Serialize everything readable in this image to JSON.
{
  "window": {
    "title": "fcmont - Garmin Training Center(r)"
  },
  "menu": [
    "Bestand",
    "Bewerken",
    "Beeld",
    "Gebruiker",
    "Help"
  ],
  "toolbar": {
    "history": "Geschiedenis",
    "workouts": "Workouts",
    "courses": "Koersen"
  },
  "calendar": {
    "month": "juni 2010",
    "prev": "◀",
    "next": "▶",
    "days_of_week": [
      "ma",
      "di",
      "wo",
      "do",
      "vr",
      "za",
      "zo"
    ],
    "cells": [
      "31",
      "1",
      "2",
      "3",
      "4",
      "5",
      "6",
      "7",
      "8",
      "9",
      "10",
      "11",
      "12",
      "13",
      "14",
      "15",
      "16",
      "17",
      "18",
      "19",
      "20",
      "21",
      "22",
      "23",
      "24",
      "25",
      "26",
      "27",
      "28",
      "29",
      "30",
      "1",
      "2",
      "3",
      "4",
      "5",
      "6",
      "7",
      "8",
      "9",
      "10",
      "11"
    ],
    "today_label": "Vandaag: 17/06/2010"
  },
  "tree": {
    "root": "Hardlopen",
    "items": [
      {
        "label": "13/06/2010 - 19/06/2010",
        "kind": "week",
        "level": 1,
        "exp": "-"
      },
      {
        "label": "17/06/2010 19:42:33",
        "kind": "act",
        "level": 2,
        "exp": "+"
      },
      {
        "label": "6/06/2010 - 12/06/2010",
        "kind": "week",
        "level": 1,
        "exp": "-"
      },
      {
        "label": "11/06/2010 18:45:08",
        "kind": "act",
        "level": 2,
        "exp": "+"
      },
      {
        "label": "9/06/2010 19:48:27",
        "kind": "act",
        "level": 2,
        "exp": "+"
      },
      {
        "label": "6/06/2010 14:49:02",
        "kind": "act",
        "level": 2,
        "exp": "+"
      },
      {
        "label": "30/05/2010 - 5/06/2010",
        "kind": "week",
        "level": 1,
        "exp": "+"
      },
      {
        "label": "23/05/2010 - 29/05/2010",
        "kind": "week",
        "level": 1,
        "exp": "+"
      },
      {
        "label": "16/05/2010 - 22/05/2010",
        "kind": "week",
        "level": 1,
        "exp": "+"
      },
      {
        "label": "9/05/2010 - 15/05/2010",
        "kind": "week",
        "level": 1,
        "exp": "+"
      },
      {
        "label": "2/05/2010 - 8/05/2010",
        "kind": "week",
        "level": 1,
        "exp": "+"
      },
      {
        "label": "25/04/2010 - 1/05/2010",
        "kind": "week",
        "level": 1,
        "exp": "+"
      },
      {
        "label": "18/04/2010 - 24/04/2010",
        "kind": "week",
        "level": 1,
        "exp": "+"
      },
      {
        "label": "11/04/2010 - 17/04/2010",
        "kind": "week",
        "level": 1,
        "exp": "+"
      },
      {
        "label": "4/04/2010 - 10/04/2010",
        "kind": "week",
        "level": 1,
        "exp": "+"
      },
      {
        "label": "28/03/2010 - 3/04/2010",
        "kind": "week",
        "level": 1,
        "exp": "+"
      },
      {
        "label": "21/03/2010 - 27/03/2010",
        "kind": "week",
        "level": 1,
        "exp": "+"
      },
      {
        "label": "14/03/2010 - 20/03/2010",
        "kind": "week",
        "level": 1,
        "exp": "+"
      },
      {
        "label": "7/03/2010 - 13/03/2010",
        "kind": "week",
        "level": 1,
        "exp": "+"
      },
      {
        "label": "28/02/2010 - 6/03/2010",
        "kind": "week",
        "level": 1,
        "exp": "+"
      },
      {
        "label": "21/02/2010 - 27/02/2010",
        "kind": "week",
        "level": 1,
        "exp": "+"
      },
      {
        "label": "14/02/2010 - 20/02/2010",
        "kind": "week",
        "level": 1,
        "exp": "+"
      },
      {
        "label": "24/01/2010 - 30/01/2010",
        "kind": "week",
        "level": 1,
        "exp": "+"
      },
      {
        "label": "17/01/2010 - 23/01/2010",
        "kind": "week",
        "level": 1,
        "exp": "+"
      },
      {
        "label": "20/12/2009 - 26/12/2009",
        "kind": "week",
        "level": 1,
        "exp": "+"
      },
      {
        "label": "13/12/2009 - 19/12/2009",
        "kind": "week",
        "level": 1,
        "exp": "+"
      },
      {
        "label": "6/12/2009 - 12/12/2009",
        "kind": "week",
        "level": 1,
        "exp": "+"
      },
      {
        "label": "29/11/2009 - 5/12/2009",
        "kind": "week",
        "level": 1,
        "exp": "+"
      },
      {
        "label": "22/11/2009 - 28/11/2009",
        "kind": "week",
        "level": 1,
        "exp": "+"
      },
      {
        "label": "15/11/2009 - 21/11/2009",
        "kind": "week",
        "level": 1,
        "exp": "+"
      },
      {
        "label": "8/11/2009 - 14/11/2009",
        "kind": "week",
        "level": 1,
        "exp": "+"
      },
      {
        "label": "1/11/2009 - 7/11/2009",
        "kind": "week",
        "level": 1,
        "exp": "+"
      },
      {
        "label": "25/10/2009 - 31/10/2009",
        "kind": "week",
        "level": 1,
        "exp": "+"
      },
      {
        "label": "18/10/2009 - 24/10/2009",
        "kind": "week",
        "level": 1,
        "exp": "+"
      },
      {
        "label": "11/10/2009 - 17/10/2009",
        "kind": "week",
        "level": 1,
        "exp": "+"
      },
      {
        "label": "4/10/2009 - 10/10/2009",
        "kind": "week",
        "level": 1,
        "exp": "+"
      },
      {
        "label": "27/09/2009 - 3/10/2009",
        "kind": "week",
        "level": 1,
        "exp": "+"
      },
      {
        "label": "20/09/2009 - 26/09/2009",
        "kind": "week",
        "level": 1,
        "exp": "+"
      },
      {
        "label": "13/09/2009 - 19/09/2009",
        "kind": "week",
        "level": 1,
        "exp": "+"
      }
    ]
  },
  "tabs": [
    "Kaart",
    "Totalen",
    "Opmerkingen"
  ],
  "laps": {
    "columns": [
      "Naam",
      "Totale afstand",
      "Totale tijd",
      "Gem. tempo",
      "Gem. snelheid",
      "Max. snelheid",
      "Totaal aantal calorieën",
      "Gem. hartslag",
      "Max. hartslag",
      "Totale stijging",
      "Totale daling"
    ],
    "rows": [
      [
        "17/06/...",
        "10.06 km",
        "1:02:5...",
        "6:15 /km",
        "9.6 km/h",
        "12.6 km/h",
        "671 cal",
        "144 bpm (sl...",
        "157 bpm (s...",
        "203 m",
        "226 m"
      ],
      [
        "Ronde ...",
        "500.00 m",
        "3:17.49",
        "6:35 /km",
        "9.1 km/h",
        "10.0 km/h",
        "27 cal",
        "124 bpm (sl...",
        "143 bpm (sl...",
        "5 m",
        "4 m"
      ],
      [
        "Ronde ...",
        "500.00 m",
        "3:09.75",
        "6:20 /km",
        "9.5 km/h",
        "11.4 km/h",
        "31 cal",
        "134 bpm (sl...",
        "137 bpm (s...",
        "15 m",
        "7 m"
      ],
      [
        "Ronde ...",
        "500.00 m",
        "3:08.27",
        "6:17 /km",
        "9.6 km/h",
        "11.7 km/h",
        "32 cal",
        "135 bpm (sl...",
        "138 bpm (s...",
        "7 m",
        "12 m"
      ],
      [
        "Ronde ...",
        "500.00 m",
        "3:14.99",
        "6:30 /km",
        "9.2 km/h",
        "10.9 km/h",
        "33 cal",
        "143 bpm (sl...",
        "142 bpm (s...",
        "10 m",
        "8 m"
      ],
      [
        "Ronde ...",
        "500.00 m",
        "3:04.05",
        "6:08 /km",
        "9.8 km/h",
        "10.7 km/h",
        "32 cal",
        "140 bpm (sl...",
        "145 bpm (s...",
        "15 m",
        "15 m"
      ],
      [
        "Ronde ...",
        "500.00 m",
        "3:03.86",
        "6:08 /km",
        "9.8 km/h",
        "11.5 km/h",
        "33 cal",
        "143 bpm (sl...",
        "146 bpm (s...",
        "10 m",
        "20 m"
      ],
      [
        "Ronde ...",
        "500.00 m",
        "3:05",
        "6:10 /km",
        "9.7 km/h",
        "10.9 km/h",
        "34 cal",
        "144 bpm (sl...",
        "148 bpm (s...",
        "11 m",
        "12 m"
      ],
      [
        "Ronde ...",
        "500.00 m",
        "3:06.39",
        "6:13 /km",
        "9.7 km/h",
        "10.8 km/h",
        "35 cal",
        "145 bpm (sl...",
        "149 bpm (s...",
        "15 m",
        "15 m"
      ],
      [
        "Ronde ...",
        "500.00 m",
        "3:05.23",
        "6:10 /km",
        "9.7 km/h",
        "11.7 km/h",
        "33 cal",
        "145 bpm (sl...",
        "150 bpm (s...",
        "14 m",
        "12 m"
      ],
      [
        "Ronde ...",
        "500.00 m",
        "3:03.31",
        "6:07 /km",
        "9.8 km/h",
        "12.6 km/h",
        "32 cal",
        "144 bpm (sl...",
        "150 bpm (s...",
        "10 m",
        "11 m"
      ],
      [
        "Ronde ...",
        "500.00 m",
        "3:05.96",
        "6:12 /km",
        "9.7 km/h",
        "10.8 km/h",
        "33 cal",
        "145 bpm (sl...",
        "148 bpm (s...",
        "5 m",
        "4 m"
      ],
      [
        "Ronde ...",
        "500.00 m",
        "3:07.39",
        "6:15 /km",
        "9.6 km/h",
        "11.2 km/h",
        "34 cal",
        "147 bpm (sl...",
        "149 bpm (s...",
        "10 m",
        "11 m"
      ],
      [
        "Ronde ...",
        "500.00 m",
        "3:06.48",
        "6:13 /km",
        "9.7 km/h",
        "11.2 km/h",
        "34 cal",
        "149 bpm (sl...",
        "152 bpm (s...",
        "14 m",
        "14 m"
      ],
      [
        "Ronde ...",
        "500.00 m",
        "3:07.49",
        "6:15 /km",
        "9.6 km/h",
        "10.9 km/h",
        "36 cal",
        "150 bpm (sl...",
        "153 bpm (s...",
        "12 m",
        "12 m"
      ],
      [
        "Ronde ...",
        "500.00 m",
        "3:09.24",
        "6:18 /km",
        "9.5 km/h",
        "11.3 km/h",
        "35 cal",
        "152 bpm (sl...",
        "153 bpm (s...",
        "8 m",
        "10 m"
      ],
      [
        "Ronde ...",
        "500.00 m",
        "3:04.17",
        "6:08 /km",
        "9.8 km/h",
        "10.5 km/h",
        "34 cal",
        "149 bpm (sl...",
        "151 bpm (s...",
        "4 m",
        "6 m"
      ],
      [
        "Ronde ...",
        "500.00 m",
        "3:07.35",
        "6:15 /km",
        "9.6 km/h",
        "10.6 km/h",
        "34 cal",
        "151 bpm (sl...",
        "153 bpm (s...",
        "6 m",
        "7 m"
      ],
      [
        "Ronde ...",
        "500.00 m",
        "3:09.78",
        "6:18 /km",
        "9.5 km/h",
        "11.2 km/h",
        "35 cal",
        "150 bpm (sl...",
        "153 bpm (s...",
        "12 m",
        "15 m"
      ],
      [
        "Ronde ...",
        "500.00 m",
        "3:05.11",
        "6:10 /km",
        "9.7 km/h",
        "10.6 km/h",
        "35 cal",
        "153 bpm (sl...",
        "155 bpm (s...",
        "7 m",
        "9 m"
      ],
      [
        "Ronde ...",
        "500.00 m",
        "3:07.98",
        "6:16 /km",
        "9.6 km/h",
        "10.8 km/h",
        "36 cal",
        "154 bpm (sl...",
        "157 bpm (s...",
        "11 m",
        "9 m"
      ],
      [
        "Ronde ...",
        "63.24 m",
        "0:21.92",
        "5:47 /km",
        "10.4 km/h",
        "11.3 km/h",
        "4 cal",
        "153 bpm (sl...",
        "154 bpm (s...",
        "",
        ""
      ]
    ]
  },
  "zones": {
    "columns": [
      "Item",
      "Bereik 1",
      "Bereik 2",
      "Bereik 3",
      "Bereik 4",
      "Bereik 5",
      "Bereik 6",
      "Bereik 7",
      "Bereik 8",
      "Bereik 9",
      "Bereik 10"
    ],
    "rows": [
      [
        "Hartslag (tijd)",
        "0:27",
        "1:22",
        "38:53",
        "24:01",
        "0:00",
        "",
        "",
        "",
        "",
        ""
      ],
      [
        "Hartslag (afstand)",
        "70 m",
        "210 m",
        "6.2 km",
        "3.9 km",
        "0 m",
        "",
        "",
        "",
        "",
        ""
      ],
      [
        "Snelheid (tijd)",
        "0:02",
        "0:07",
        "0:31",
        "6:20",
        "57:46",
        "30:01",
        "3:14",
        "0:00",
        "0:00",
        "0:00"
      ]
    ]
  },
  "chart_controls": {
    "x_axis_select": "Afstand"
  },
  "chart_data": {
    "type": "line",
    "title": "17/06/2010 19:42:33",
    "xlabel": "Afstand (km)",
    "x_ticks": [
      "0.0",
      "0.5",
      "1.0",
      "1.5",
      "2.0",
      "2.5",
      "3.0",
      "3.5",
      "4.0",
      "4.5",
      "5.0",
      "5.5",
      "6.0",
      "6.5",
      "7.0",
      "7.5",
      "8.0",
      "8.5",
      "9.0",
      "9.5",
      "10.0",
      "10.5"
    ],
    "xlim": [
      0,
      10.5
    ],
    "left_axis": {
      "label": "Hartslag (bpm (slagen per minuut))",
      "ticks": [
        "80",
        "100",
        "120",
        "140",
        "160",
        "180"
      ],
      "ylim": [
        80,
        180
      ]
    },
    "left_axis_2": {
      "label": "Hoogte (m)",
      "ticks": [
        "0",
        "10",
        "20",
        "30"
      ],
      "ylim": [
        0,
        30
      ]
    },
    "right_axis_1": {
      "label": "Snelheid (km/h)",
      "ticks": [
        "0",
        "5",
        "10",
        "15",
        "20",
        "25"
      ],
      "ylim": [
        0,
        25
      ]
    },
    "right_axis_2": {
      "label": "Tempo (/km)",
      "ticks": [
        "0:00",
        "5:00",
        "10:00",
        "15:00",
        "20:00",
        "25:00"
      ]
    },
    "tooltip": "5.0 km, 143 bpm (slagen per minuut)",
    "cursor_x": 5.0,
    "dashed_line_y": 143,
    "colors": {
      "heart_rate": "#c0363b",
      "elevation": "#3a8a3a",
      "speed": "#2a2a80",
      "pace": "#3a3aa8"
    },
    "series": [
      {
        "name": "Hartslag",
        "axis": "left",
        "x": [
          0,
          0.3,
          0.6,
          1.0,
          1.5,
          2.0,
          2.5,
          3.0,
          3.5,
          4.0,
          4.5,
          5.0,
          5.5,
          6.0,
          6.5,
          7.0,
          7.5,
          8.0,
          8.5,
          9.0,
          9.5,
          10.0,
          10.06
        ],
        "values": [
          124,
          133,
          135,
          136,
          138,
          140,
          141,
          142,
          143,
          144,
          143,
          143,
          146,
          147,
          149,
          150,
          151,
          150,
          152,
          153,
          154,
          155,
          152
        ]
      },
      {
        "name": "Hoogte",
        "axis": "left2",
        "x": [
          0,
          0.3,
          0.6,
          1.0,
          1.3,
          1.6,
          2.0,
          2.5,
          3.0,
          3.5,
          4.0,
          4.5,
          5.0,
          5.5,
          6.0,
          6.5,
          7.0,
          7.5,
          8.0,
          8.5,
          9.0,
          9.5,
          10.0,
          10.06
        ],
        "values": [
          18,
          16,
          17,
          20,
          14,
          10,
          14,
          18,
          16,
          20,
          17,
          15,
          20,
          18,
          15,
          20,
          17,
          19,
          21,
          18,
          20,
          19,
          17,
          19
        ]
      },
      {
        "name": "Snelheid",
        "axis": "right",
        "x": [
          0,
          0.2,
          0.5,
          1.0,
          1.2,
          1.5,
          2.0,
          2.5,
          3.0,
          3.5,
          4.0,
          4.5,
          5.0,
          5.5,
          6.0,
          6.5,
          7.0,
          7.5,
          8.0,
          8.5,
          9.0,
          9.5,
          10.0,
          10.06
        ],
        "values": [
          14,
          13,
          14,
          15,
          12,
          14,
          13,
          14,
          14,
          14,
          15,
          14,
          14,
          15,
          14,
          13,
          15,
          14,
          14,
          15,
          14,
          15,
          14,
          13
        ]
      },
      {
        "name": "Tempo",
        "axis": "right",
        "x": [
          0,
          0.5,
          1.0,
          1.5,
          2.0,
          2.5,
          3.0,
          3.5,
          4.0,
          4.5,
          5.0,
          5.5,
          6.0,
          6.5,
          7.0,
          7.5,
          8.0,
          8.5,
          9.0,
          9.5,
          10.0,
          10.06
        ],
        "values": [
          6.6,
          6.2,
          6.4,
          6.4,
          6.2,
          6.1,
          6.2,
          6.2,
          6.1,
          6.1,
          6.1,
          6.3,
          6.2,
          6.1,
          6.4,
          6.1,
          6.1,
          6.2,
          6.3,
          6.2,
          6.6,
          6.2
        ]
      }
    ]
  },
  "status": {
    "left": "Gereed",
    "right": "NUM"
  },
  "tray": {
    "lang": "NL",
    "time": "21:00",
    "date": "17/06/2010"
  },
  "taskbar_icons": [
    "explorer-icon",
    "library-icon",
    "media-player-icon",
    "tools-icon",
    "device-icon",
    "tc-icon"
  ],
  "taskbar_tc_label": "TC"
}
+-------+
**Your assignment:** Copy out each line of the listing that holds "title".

**Your solution:**
    "title": "fcmont - Garmin Training Center(r)"
    "title": "17/06/2010 19:42:33",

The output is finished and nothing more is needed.